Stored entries
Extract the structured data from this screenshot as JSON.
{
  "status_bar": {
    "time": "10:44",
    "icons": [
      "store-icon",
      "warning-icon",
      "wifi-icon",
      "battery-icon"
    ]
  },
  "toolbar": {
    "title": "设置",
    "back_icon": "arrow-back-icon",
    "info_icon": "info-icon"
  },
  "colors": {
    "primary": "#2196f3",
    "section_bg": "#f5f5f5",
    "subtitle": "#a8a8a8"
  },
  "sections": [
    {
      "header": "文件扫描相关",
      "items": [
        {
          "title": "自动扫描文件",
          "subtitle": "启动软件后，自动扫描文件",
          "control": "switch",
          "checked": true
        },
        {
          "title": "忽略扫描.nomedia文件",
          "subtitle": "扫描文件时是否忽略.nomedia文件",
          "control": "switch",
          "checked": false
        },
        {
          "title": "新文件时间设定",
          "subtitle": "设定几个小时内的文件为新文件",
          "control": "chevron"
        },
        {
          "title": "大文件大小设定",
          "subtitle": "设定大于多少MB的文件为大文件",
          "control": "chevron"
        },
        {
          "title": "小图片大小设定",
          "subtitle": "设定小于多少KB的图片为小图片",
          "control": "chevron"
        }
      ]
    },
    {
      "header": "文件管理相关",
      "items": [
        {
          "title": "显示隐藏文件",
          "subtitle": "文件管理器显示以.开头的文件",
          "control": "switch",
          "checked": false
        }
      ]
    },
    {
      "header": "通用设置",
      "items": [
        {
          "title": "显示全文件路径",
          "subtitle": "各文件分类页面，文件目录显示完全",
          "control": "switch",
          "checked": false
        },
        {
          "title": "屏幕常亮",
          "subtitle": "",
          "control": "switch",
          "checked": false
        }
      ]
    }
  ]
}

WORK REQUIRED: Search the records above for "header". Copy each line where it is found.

SOLUTION:
      "header": "文件扫描相关",
      "header": "文件管理相关",
      "header": "通用设置",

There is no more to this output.